DVIDS – News – AEDC Model Shop reduces risk with new chemical cleaners

ARNOLD AIR FORCE BASE, Tenn. – Mission first, safety always.

Efforts to put this common saying into action in a meaningful and measurable way came to fruition this summer at Arnold Air Force Base.

After more than a year of research and preparation, two new citrus-based chemical cleaners were delivered and used instead of hydrofluoric acid or HF.

“As the Air Force project manager for a project to improve security in mission areas, this effort was one of the first I approved for funding because of its substantial impact on safety of personnel and the environment,” said Donna Spry, condition-based maintenance manager at Arnold Engineering Development Complex 804th Test Support Squadron. “I think this is one of the biggest improvements I’ve seen at AEDC in my 17 years.”

HF acid, a solution of hydrogen fluoride in water, is a corrosive chemical. According to the Centers for Disease Control and Prevention, “Hydrogen fluoride penetrates easily and quickly through the skin and into body tissues. There, it damages the cells and prevents them from working properly.

In the risk mitigation scheme, hazard removal is most effective, but substitution, which is what has been accomplished in the chemical cleanup yard, is considered second in effectiveness.

“Given the dangers associated with HF versus that of citric acid, this ranks as the most significant example of product substitution that I can recall in my 30+ years in the SHE [safety, health and environmental] in the field,” said Don Sproul, SHE Manager for Test and Sustainment Operations, or TOS, contractor for Arnold’s Engineering Development Complex. “This operation has been made considerably safer by this substitution, and all who have been involved in making it happen should be very proud of their achievement. Opportunities for improvement exist all around us. Please continue to build on this beautiful example to make AEDC a safer place for all.

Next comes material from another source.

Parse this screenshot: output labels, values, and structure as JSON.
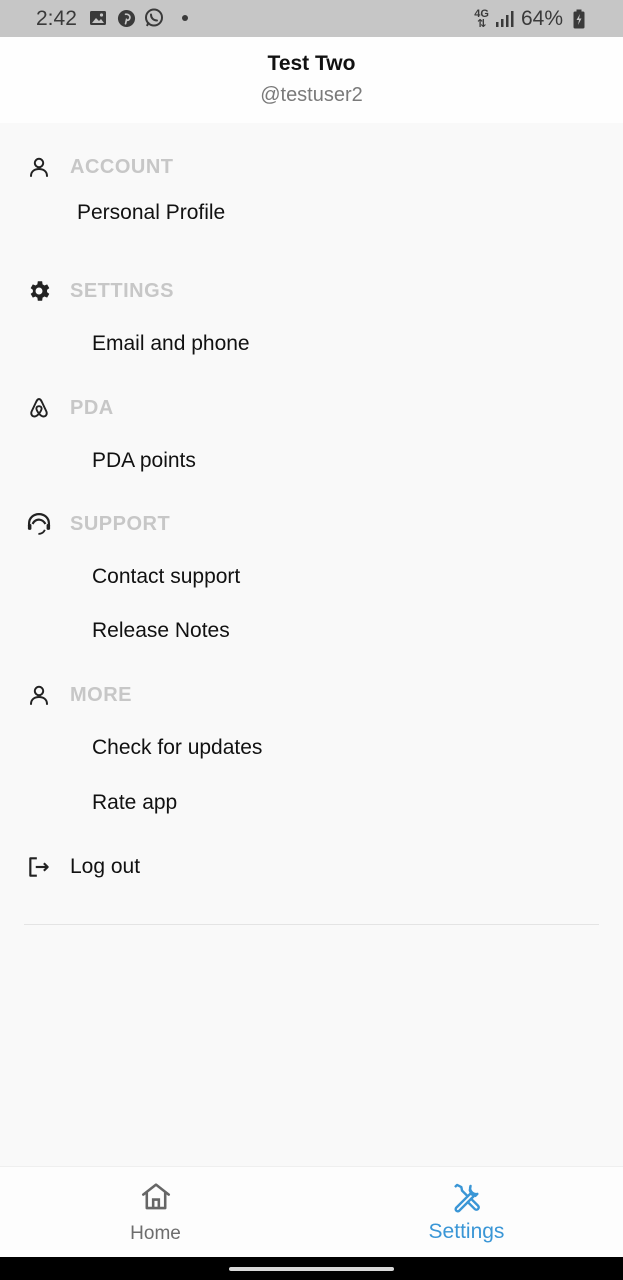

The journey to HF acid replacement began when Warner Holt, Manufacturing Services Group Manager for Contractor TOS, spoke with aerospace exterior machinists Scottie Stevens, Scott Pogue and Bruce Prater to learn more about their work in the chemical cleaning site. He knew that they worked with acids, but while speaking with them he learned how dangerous one of the acids, HF acid, is for people and the environment.

“It really worried me,” Holt said. “I started doing research, and this stuff goes through skin and starts eating bone. It’s very dangerous. You can do damage over time, and it showed pictures of people who had worked with it at over the years and their fingertips had worn away where they weren’t protecting themselves.

The necessary personal protective equipment and procedures to protect personnel and the environment from exposure to HF acid were in place, but as long as HF acid was used there was a risk that something could go wrong. wrong.

After meeting with Arnold AFB Fire and Emergency Services and base security, a search began for a replacement.

“That’s when we started working with the chemistry lab and using their expertise and knowledge of chemistry,” Holt said. “We said, ‘Hey, we have hydrofluoric acid now and we need something that allows us to do the same kind of cleaning without having to use hydrofluoric acid.’

Megan Rawls, a metallurgical lab engineer in the base’s chemistry lab at the time, spent several months testing cleaners and identified two citrus-based products that could replace HF acid.

“I’m so proud of the teamwork of the craft staff, TOS management, chemistry lab, as well as the support of the fire and emergency services and TOS Safety to come up with a viable option for replace HF acid with a much safer alternative,” Spry said.

Once the substitutes were approved, it took several months of preparation, including the removal of the HF acid, which must be handled as a hazardous material even after being neutralized.

With the new products in place, the chemical cleaning yard was up and running again, with much less risk to the crew working there.

“It’s good,” Stevens said. “That’s really nice. You put on one of those banana suits [yellow Tyvek suit] and you’ll be wet by the time you get back there. Heat stress will be much better tolerated now. And, you’re not worried about a pinhole forming in a tank and blowing sideways as you walk. A catastrophic failure could occur.

“The environment matters a lot too. We don’t want to let anything out that doesn’t need to come out, so that’s a big plus.

When using HF acid, they had to dress fully in Tyvek suits, face shields, respirators, rubber gloves and rubber boots because any contact, including inhalation, was dangerous .

When using the new products, they only need long sleeves, long pants, rubber gloves and face shields in typical operations using a crane to lift and lower parts into and out of the tanks.

For environmental safety controls, a liner prevented acid from coming into contact with the floor in the tank and parts drying area. New products do not require this precaution. This reduction in environmental risk allowed the cancellation of a project to reline the drying area, in turn generating cost avoidance.

Besides the reduced risk, the only difference may be a slight increase in the time a part must stay in the acid to become as clean as with HF acid.

“There might be an argument that it’s not as good as the HF, but I’m going to take that rather than put these guys at that risk,” Holt said.

Date taken: 23.08.2022
Date posted: 23.08.2022 11:00
Story ID: 427850

Web views: 4
Downloads: 0